- WHAT THE TASK REQUIRES
Could you give the entries back exactly as they stand, minus any pictures?
== INFORMATION PROVIDED ==
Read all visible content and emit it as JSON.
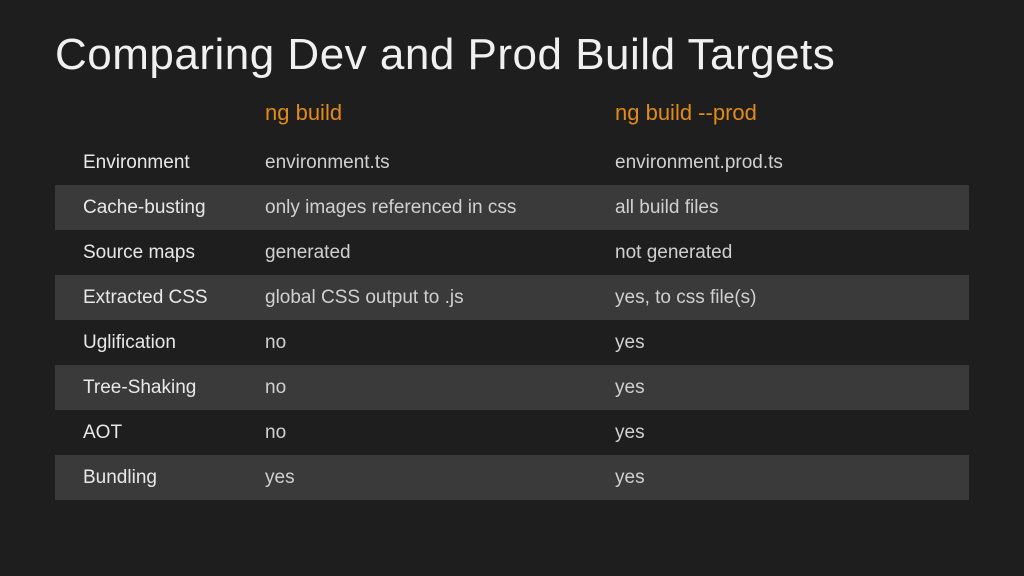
{
  "title": "Comparing Dev and Prod Build Targets",
  "columns": {
    "label": "",
    "build": "ng build",
    "prod": "ng build --prod"
  },
  "rows": [
    {
      "label": "Environment",
      "build": "environment.ts",
      "prod": "environment.prod.ts"
    },
    {
      "label": "Cache-busting",
      "build": "only images referenced in css",
      "prod": "all build files"
    },
    {
      "label": "Source maps",
      "build": "generated",
      "prod": "not generated"
    },
    {
      "label": "Extracted CSS",
      "build": "global CSS output to .js",
      "prod": "yes, to css file(s)"
    },
    {
      "label": "Uglification",
      "build": "no",
      "prod": "yes"
    },
    {
      "label": "Tree-Shaking",
      "build": "no",
      "prod": "yes"
    },
    {
      "label": "AOT",
      "build": "no",
      "prod": "yes"
    },
    {
      "label": "Bundling",
      "build": "yes",
      "prod": "yes"
    }
  ]
}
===
- WRITTEN ANSWER
Read all visible content and emit it as JSON.
{
  "title": "Comparing Dev and Prod Build Targets",
  "columns": {
    "label": "",
    "build": "ng build",
    "prod": "ng build --prod"
  },
  "rows": [
    {
      "label": "Environment",
      "build": "environment.ts",
      "prod": "environment.prod.ts"
    },
    {
      "label": "Cache-busting",
      "build": "only images referenced in css",
      "prod": "all build files"
    },
    {
      "label": "Source maps",
      "build": "generated",
      "prod": "not generated"
    },
    {
      "label": "Extracted CSS",
      "build": "global CSS output to .js",
      "prod": "yes, to css file(s)"
    },
    {
      "label": "Uglification",
      "build": "no",
      "prod": "yes"
    },
    {
      "label": "Tree-Shaking",
      "build": "no",
      "prod": "yes"
    },
    {
      "label": "AOT",
      "build": "no",
      "prod": "yes"
    },
    {
      "label": "Bundling",
      "build": "yes",
      "prod": "yes"
    }
  ]
}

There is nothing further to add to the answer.